Last week the court came down on the side of New Zealand. (The case was in New York because the deed had been established there in 1887 by George Schuyler, the last surviving owner of the yacht America.) San Diego had failed, wrote the judge, "to justify making truly radical and fundamental changes in the deed...."
Now the fun begins. Although the defender has lost the first battle, the war is barely under way, and the SDYC isn't without options. The deed of gift requires the challenger to specify the waterline length of the boat it proposes to challenge with and allows it to choose the date of the match. When the parties can't agree on the conditions of the match, the defender must be given at least 10 months notice to meet the challenge at a site of the defender's choosing. Even if the SDYC should decide not to appeal (the club had scheduled a news conference for Dec. 2 at which it would presumably announce its intentions) and to accept the challenge on Fay's terms, it might still try to thwart Fay's intentions. It could change the venue of the races, possibly to Hawaii, where high winds could put Fay's so-called supermaxi, which was designed for San Diego's light winds, at a disadvantage, or it could meet the challenge of New Zealand's big single-hull design with an equally large multihull boat—a catamaran or trimaran. Existing racing catamarans that measure 80 feet achieve speeds of 22 to 24 knots, a good 10 knots faster than monohulls of the same length. Roger Marshall, a naval architect in Jamestown, R.I., estimates that a catamaran with a 90-foot waterline might go as fast as 35 to 40 knots—so fast, he says, it would never need to set a spinnaker. Whether these design variations would be legal in America's Cup competition, however, might require further judicial interpretation.

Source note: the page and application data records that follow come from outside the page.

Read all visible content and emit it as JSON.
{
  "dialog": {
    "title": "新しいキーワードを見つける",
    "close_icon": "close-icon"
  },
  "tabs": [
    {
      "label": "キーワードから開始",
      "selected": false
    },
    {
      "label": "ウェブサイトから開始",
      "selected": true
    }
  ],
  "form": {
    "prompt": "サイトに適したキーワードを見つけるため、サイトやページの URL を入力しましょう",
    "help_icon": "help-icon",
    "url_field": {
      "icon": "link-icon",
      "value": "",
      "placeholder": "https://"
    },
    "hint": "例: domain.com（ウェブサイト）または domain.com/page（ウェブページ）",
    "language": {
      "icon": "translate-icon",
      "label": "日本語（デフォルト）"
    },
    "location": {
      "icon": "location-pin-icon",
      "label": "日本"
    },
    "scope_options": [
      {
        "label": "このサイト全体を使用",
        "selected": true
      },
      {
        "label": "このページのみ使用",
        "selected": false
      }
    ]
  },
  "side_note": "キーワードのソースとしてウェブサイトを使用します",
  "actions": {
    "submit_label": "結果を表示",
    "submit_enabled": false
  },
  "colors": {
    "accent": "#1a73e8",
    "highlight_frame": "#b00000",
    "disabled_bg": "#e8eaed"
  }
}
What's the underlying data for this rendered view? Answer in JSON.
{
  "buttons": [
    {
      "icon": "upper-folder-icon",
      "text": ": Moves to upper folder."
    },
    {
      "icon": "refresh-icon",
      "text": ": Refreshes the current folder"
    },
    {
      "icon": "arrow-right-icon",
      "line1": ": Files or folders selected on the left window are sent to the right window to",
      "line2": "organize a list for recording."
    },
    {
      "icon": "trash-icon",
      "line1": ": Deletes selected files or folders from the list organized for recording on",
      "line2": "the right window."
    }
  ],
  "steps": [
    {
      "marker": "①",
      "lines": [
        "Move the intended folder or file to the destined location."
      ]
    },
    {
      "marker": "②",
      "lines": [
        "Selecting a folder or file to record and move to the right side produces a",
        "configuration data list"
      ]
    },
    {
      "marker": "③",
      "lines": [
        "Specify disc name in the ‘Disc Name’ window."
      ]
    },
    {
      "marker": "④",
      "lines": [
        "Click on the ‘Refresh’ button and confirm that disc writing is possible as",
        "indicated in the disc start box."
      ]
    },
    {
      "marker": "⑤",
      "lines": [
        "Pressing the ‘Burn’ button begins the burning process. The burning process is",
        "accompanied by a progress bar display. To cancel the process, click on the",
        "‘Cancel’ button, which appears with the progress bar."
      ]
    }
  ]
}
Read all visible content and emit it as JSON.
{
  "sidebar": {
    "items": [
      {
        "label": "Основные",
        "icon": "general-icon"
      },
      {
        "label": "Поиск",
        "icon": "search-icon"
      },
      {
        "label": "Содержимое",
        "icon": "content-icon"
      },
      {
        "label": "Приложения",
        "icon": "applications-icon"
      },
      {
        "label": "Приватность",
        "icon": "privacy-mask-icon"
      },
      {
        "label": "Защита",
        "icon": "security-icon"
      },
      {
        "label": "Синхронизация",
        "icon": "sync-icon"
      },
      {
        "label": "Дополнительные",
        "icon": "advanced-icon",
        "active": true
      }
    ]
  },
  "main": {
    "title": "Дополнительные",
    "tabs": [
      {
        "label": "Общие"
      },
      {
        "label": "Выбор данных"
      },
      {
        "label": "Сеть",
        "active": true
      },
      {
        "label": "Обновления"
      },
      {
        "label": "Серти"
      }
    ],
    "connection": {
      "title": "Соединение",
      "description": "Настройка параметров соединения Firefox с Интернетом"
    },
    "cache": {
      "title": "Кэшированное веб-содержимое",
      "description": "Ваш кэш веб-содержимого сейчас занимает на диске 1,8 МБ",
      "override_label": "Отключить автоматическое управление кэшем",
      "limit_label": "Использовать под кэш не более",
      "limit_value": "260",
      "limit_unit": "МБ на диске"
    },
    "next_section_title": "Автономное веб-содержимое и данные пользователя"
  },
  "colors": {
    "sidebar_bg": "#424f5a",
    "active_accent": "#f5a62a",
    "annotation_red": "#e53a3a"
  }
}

Although the deed says that San Diego must deal with challenges in the order they are received (and San Diego now claims, belatedly, that a British and an Australian challenge actually preceded Fay's), Fay has said he is willing to compete with would-be challengers from other nations in an elimination series before the Cup races. Dennis Conner, the victorious U.S. skipper of 1987, who received word of the decision while in Australia on business, is skeptical, to put it mildly. "It will be a race between America and New Zealand with the rest of the world shut out," said Conner. "I don't believe Michael Fay wants an international series, anyway. He doesn't want competition. That's why he's done this. He wants to win the Cup any way he can."
"If we went anywhere else [besides San Diego], it would be with the idea of guaranteeing an America's Cup for San Diego in 1991," says Malin Burnham, CEO of Sail America, the organization managing the defense. "If we have to race Fay in 1988, we want to be sure we can put his challenge away with little trouble. We don't want to do anything to risk San Diego losing the 1991 series."
In a sense, last week's decision was a case of Conner's chickens, hatched in Australia a year ago, coming home to roost. It was Conner, abetted by Burnham and the Sail America syndicate, who questioned the legality of Kiwi Magic's fiberglass hull, and Conner himself who said, before the world yachting press, "Why would you [build a fiberglass boat] unless you wanted to cheat?" Conner won the Cup, but with that one rhetorical question he also won the undying enmity of Fay and a lot of other New Zealanders.